Friday, July 20, 2012
What is the libertarian position on the truth or falsity of anthropogenic global warming (AGW)? Here's the answer: there isn't one.
Libertarianism is a political philosophy, and as such independent from hypotheses from sciences such as climatology, biology, geology, etc. If you Google "libertarian climate change," as you'll find more than enough climate change denial, sometimes expressed as being the "libertarian" position. But you'll also find libertarians who believe in AGW, and discuss how it might be addressed. It's an important point, because to suppose libertarianism is a complete worldview undercuts the one important point that libertarianism offers and nothing else does -- an argument for the protection of every human being from being coerced, enslaved, and generally treated like prey. No other philosophical position offers a consistent defense of individual rights. Confusing libertarianism with claims about other matters, e.g scientific issues, is wrong and undercuts the arguments libertarians make for liberty. A similar argument applies to economics and AGW, of course. As an economist, I have no professional opinion at all on the truth status of AGW; it's not my field.
I mention this because I've just encountered two quite separate instances of the conflation of libertarianism with scientific issues. The first appeared on the Science-Based Medicine (SBM) blog. During the 2012 edition of James Randi's TAM (The Amazing Meeting) in Las Vegas, one of the TAM conference speakers, Dr. Steve Novella, debated an anti-vaccinationist...not at TAM, but at Mark Skousen's Freedomfest, going on simultaneously at another conference venue. (Wow, I considered attending both of these...had I realized i could have done it with one trip, I'd likely have gone!)
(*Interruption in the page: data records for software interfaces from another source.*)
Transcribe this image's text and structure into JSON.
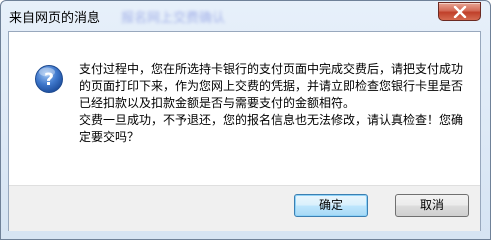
{
  "dialog": {
    "title": "来自网页的消息",
    "title_obscured": "报名网上交费确认",
    "message_paragraph_1": "支付过程中，您在所选持卡银行的支付页面中完成交费后，请把支付成功的页面打印下来，作为您网上交费的凭据，并请立即检查您银行卡里是否已经扣款以及扣款金额是否与需要支付的金额相符。",
    "message_paragraph_2": "交费一旦成功，不予退还，您的报名信息也无法修改，请认真检查！您确定要交吗？",
    "ok_label": "确定",
    "cancel_label": "取消",
    "icon": "question-icon"
  },
  "colors": {
    "frame": "#d6e4f3",
    "close_button": "#c0402a",
    "icon": "#2f63b8",
    "footer": "#f0f0f0"
  }
}
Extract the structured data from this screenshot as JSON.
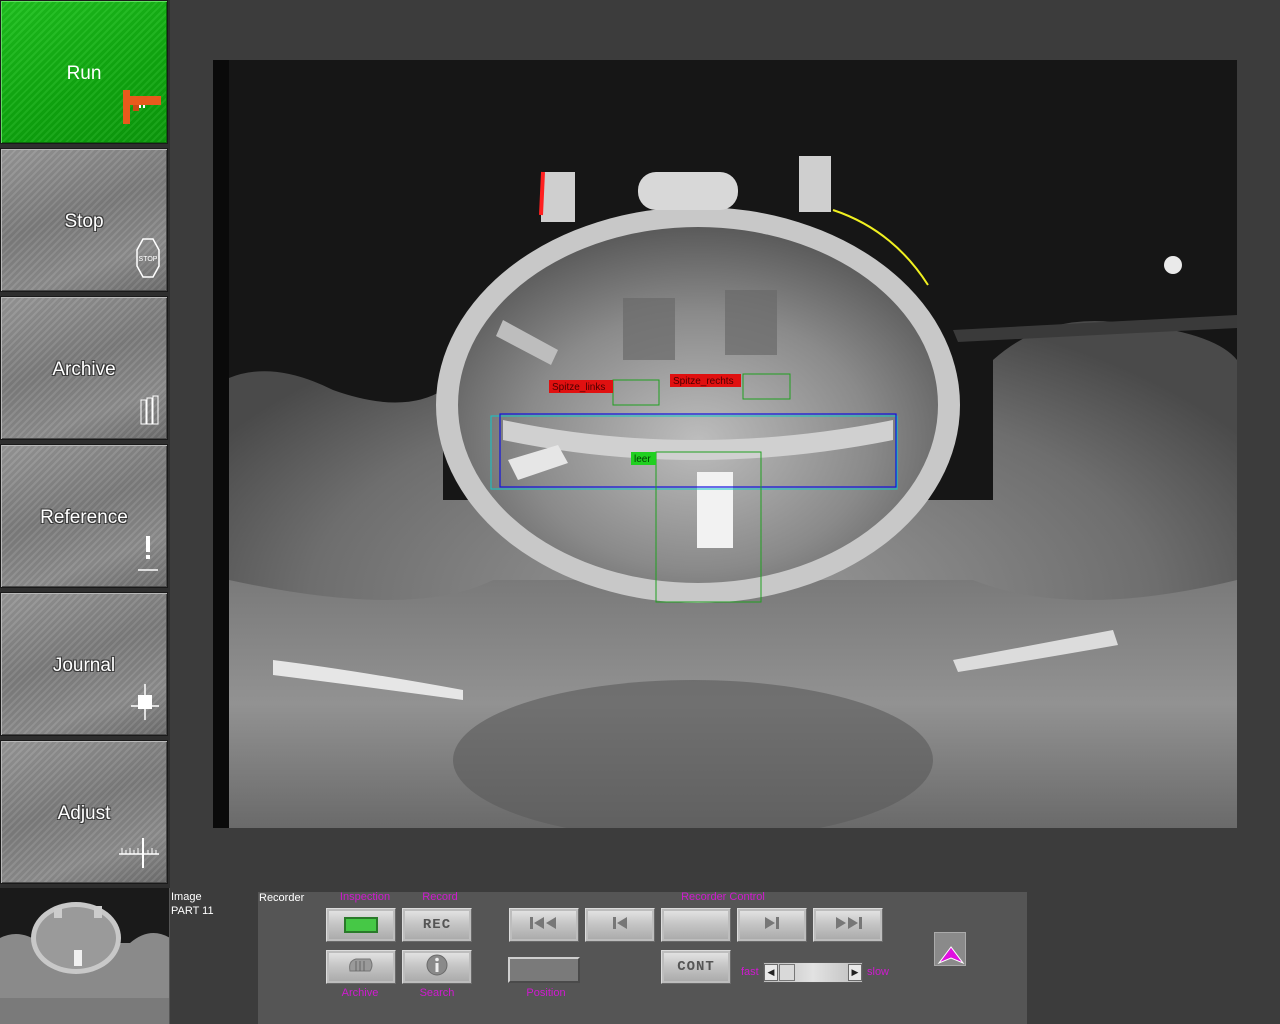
{
  "nav": {
    "run": "Run",
    "stop": "Stop",
    "archive": "Archive",
    "reference": "Reference",
    "journal": "Journal",
    "adjust": "Adjust"
  },
  "camera": {
    "rois": [
      {
        "label": "Spitze_links",
        "status": "fail"
      },
      {
        "label": "Spitze_rechts",
        "status": "fail"
      },
      {
        "label": "leer",
        "status": "ok"
      }
    ]
  },
  "image_info": {
    "title": "Image",
    "part": "PART  11"
  },
  "recorder": {
    "title": "Recorder",
    "inspection_label": "Inspection",
    "record_label": "Record",
    "recorder_control_label": "Recorder Control",
    "archive_label": "Archive",
    "search_label": "Search",
    "position_label": "Position",
    "rec_button": "REC",
    "cont_button": "CONT",
    "fast_label": "fast",
    "slow_label": "slow"
  },
  "colors": {
    "run_active": "#10b010",
    "roi_fail": "#e01010",
    "roi_ok": "#20c020",
    "label_magenta": "#d01ad0"
  }
}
I'll state upfront that the anti-vaccine campaign is one of the craziest and most dangerous of the pseudo-scientific "health" movements. The Freedomfest debate is covered quite nicely on SBM; suffice it to say the anti-vaccinationist loon was crushed and publicly humiliated. But to the point here... why would a debate about the efficacy of medical treatments be a libertarian issue? It is decidedly not! Why would Mark Skousen include, multiple times, a kook whose shtick is that vaccines are harmful in a conference devoted to exploring liberty and free markets? (Disclaimer: I know Skousen and consider him a friend. He even guest lectured in several of my History of Economic Thought classes this past spring at [Dilorenzo Rule redaction] College; great lectures, btw. I may have a word with him on this.)
Only a day after I saw the SBM post, FEE's Freeman Online featured an article telling the harrowing story of a man who has been threatened with criminal prosecution by the State of North Carolina for blogging about his successful experiences with the paleo diet -- after all, he does not have a state certification in dietetics. He's even been commanded not to discuss diet in private phone conversations. The first half of the article does a lovely job exposing this outrageous violation of free speech, but midstream it becomes bogged down "explaining" why the "conventional wisdom" is wrong and the paleo diet and other low carbohydrate diets are healthy. The arguments are quite weak, IMO, but more to the point, why is this relevant? Suppose the individual in question were promoting utter nonsense, a la breatharianism. The political issues would be the same.
As I suggested in a comment, the validity of the paleo diet is irrelevant; there should be complete freedom to express ideas, whether they are sense or nonsense. Furthermore, there’s no reason to think government regulators are capable of distinguishing between the two, nor that they have an incentive to do so. The argument for liberty is independent of the scientific truth content of the paleo hypothesis, and it is a grave error for libertarians qua libertarians to adopt extraneous baggage such as positions on AGW, vaccination, and diet.
It's important that defenders of liberty make consistent, rational defenses of liberty and avoid extraneous arguments. The case for liberty is independent of hypotheses in climatology, medicine, physiology, etc.
(BTW, I pass no judgment on the merits of the paleo diet. The concept is interesting, I've discussed it with an important practitioner -- even helped arrange for him to speak at [Dilorenzo Rule redaction] College -- and experimented with it myself. In my experience, it works almost as well as the Pritikin diet, its near opposite, and both are superior to the nonsense I've heard dietitians endorse, which is in turn superior to what I see people buy in checkout lines. But perhaps this is a subject for another post. Photo: the noble hamburger, which fails by the paleo, Pritikin, and nearly ever other diet criterion, yet may be the finest food ever invented.)
By the way, I replied to your last Freeman comment, but it's "in moderation", as if anything at The Freeman is done in moderation...